Interface dataset entries:

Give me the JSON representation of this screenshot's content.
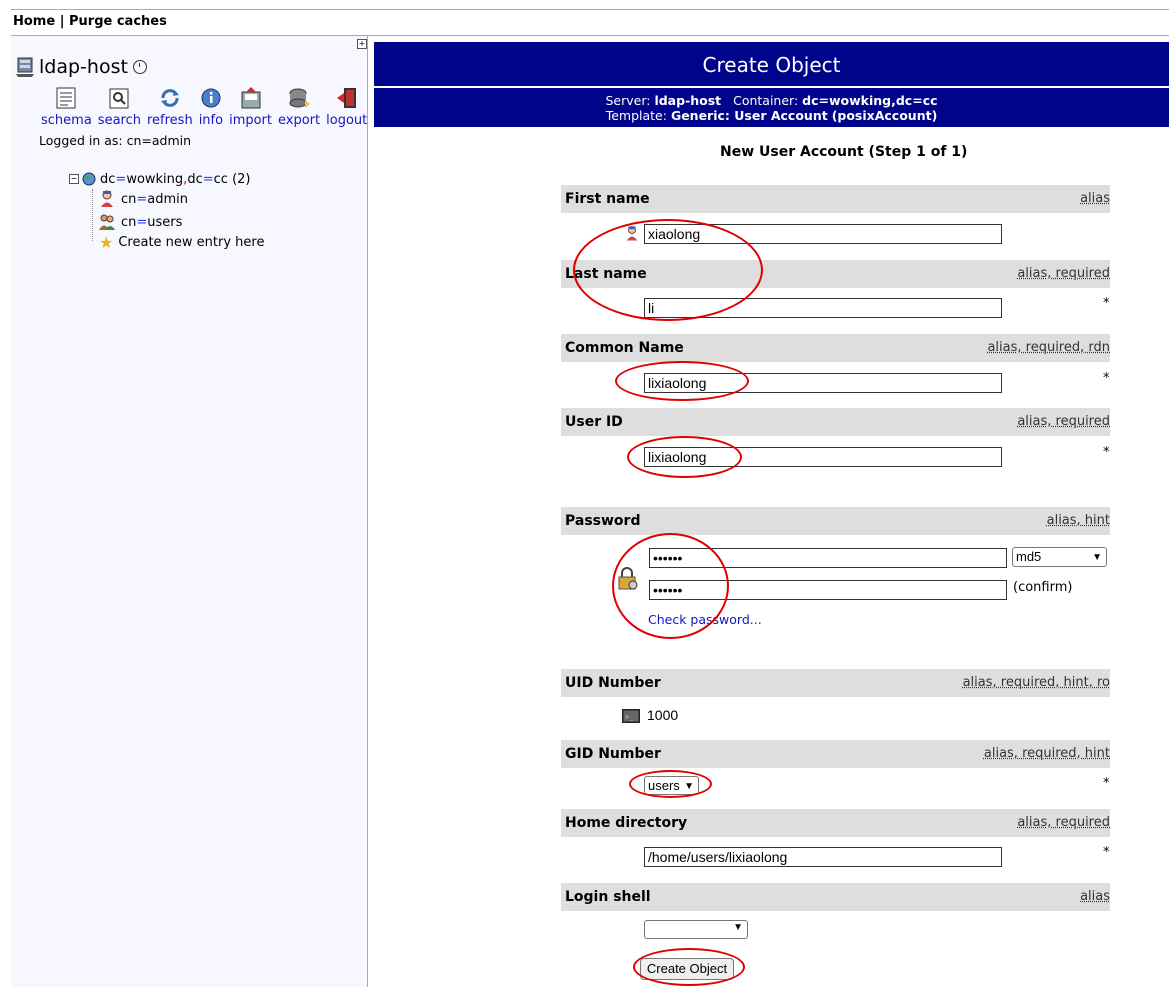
{
  "nav": {
    "home": "Home",
    "separator": "|",
    "purge": "Purge caches"
  },
  "server": {
    "name": "ldap-host"
  },
  "toolbar": [
    "schema",
    "search",
    "refresh",
    "info",
    "import",
    "export",
    "logout"
  ],
  "logged_in": {
    "label": "Logged in as:",
    "cn": "cn",
    "eq": "=",
    "value": "admin"
  },
  "tree": {
    "root": {
      "dc1": "dc",
      "eq": "=",
      "v1": "wowking",
      "comma": ",",
      "dc2": "dc",
      "v2": "cc",
      "count": "(2)"
    },
    "children": [
      {
        "key": "cn",
        "value": "admin"
      },
      {
        "key": "cn",
        "value": "users"
      }
    ],
    "create": "Create new entry here"
  },
  "banner": {
    "title": "Create Object",
    "server_label": "Server:",
    "server_value": "ldap-host",
    "container_label": "Container:",
    "container_value": "dc=wowking,dc=cc",
    "template_label": "Template:",
    "template_value": "Generic: User Account",
    "template_class": "(posixAccount)"
  },
  "step_title": "New User Account (Step 1 of 1)",
  "fields": {
    "first_name": {
      "label": "First name",
      "hints": "alias",
      "value": "xiaolong"
    },
    "last_name": {
      "label": "Last name",
      "hints": "alias, required",
      "value": "li",
      "required": "*"
    },
    "common_name": {
      "label": "Common Name",
      "hints": "alias, required, rdn",
      "value": "lixiaolong",
      "required": "*"
    },
    "user_id": {
      "label": "User ID",
      "hints": "alias, required",
      "value": "lixiaolong",
      "required": "*"
    },
    "password": {
      "label": "Password",
      "hints": "alias, hint",
      "value": "••••••",
      "confirm_value": "••••••",
      "hash": "md5",
      "confirm_label": "(confirm)",
      "check_link": "Check password..."
    },
    "uid_number": {
      "label": "UID Number",
      "hints": "alias, required, hint, ro",
      "value": "1000"
    },
    "gid_number": {
      "label": "GID Number",
      "hints": "alias, required, hint",
      "value": "users",
      "required": "*"
    },
    "home_dir": {
      "label": "Home directory",
      "hints": "alias, required",
      "value": "/home/users/lixiaolong",
      "required": "*"
    },
    "login_shell": {
      "label": "Login shell",
      "hints": "alias",
      "value": ""
    }
  },
  "submit": "Create Object",
  "colors": {
    "banner": "#00048a",
    "link": "#1515c0",
    "annotation": "#e00000",
    "header_bg": "#dedede"
  }
}
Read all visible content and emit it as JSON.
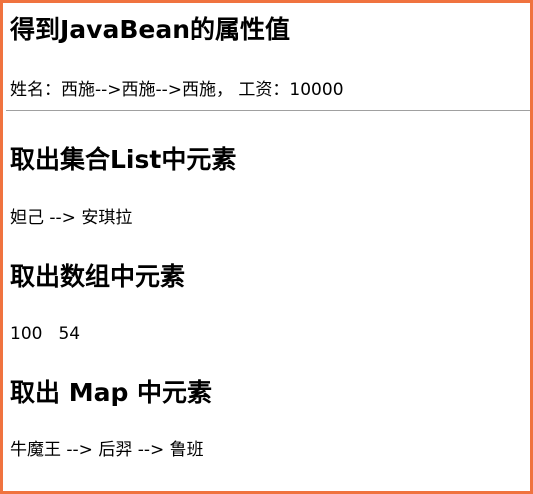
{
  "sections": [
    {
      "title": "得到JavaBean的属性值",
      "content": "姓名：西施-->西施-->西施， 工资：10000"
    },
    {
      "title": "取出集合List中元素",
      "content": "妲己 --> 安琪拉"
    },
    {
      "title": "取出数组中元素",
      "items": [
        "100",
        "54"
      ]
    },
    {
      "title": "取出 Map 中元素",
      "content": "牛魔王 --> 后羿 --> 鲁班"
    }
  ],
  "colors": {
    "frame_border": "#f0733f",
    "divider": "#a0a0a0"
  }
}
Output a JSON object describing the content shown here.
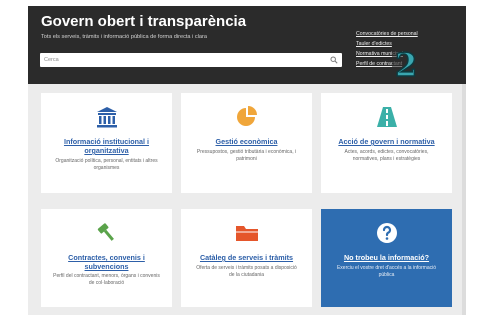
{
  "header": {
    "title": "Govern obert i transparència",
    "subtitle": "Tots els serveis, tràmits i informació pública de forma directa i clara",
    "search_placeholder": "Cerca",
    "links": [
      "Convocatòries de personal",
      "Tauler d'edictes",
      "Normativa municipal",
      "Perfil de contractant"
    ]
  },
  "badge": "2",
  "cards": [
    {
      "title": "Informació institucional i organitzativa",
      "desc": "Organització política, personal, entitats i altres organismes",
      "icon": "institution-icon",
      "color": "#2d5fa8"
    },
    {
      "title": "Gestió econòmica",
      "desc": "Pressupostos, gestió tributària i econòmica, i patrimoni",
      "icon": "pie-chart-icon",
      "color": "#f0a63a"
    },
    {
      "title": "Acció de govern i normativa",
      "desc": "Actes, acords, edictes, convocatòries, normatives, plans i estratègies",
      "icon": "road-icon",
      "color": "#3bb0a8"
    },
    {
      "title": "Contractes, convenis i subvencions",
      "desc": "Perfil del contractant, menors, òrgans i convenis de col·laboració",
      "icon": "gavel-icon",
      "color": "#5aa34a"
    },
    {
      "title": "Catàleg de serveis i tràmits",
      "desc": "Oferta de serveis i tràmits posats a disposició de la ciutadania",
      "icon": "folder-icon",
      "color": "#e5562b"
    },
    {
      "title": "No trobeu la informació?",
      "desc": "Exerciu el vostre dret d'accés a la informació pública",
      "icon": "question-icon",
      "color": "#ffffff"
    }
  ]
}
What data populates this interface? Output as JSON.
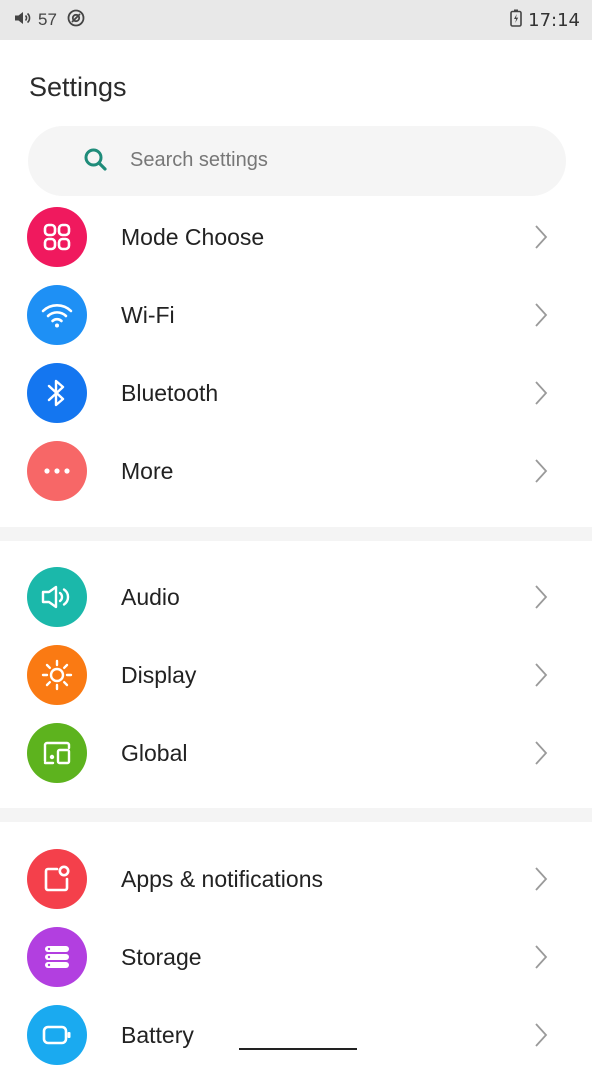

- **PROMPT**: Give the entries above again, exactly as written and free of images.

- **PROBLEM SOLUTION**:
Give me the JSON representation of this screenshot's content.
{
  "nav": {
    "home": "Home",
    "separator": "|",
    "purge": "Purge caches"
  },
  "server": {
    "name": "ldap-host"
  },
  "toolbar": [
    "schema",
    "search",
    "refresh",
    "info",
    "import",
    "export",
    "logout"
  ],
  "logged_in": {
    "label": "Logged in as:",
    "cn": "cn",
    "eq": "=",
    "value": "admin"
  },
  "tree": {
    "root": {
      "dc1": "dc",
      "eq": "=",
      "v1": "wowking",
      "comma": ",",
      "dc2": "dc",
      "v2": "cc",
      "count": "(2)"
    },
    "children": [
      {
        "key": "cn",
        "value": "admin"
      },
      {
        "key": "cn",
        "value": "users"
      }
    ],
    "create": "Create new entry here"
  },
  "banner": {
    "title": "Create Object",
    "server_label": "Server:",
    "server_value": "ldap-host",
    "container_label": "Container:",
    "container_value": "dc=wowking,dc=cc",
    "template_label": "Template:",
    "template_value": "Generic: User Account",
    "template_class": "(posixAccount)"
  },
  "step_title": "New User Account (Step 1 of 1)",
  "fields": {
    "first_name": {
      "label": "First name",
      "hints": "alias",
      "value": "xiaolong"
    },
    "last_name": {
      "label": "Last name",
      "hints": "alias, required",
      "value": "li",
      "required": "*"
    },
    "common_name": {
      "label": "Common Name",
      "hints": "alias, required, rdn",
      "value": "lixiaolong",
      "required": "*"
    },
    "user_id": {
      "label": "User ID",
      "hints": "alias, required",
      "value": "lixiaolong",
      "required": "*"
    },
    "password": {
      "label": "Password",
      "hints": "alias, hint",
      "value": "••••••",
      "confirm_value": "••••••",
      "hash": "md5",
      "confirm_label": "(confirm)",
      "check_link": "Check password..."
    },
    "uid_number": {
      "label": "UID Number",
      "hints": "alias, required, hint, ro",
      "value": "1000"
    },
    "gid_number": {
      "label": "GID Number",
      "hints": "alias, required, hint",
      "value": "users",
      "required": "*"
    },
    "home_dir": {
      "label": "Home directory",
      "hints": "alias, required",
      "value": "/home/users/lixiaolong",
      "required": "*"
    },
    "login_shell": {
      "label": "Login shell",
      "hints": "alias",
      "value": ""
    }
  },
  "submit": "Create Object",
  "colors": {
    "banner": "#00048a",
    "link": "#1515c0",
    "annotation": "#e00000",
    "header_bg": "#dedede"
  }
}
Read all visible content and emit it as JSON.
{
  "sections": [
    {
      "title": "得到JavaBean的属性值",
      "content": "姓名：西施-->西施-->西施， 工资：10000"
    },
    {
      "title": "取出集合List中元素",
      "content": "妲己 --> 安琪拉"
    },
    {
      "title": "取出数组中元素",
      "items": [
        "100",
        "54"
      ]
    },
    {
      "title": "取出 Map 中元素",
      "content": "牛魔王 --> 后羿 --> 鲁班"
    }
  ],
  "colors": {
    "frame_border": "#f0733f",
    "divider": "#a0a0a0"
  }
}
Output a JSON object describing the content shown here.
{
  "header": {
    "title": "Govern obert i transparència",
    "subtitle": "Tots els serveis, tràmits i informació pública de forma directa i clara",
    "search_placeholder": "Cerca",
    "links": [
      "Convocatòries de personal",
      "Tauler d'edictes",
      "Normativa municipal",
      "Perfil de contractant"
    ]
  },
  "badge": "2",
  "cards": [
    {
      "title": "Informació institucional i organitzativa",
      "desc": "Organització política, personal, entitats i altres organismes",
      "icon": "institution-icon",
      "color": "#2d5fa8"
    },
    {
      "title": "Gestió econòmica",
      "desc": "Pressupostos, gestió tributària i econòmica, i patrimoni",
      "icon": "pie-chart-icon",
      "color": "#f0a63a"
    },
    {
      "title": "Acció de govern i normativa",
      "desc": "Actes, acords, edictes, convocatòries, normatives, plans i estratègies",
      "icon": "road-icon",
      "color": "#3bb0a8"
    },
    {
      "title": "Contractes, convenis i subvencions",
      "desc": "Perfil del contractant, menors, òrgans i convenis de col·laboració",
      "icon": "gavel-icon",
      "color": "#5aa34a"
    },
    {
      "title": "Catàleg de serveis i tràmits",
      "desc": "Oferta de serveis i tràmits posats a disposició de la ciutadania",
      "icon": "folder-icon",
      "color": "#e5562b"
    },
    {
      "title": "No trobeu la informació?",
      "desc": "Exerciu el vostre dret d'accés a la informació pública",
      "icon": "question-icon",
      "color": "#ffffff"
    }
  ]
}
What data populates this interface? Output as JSON.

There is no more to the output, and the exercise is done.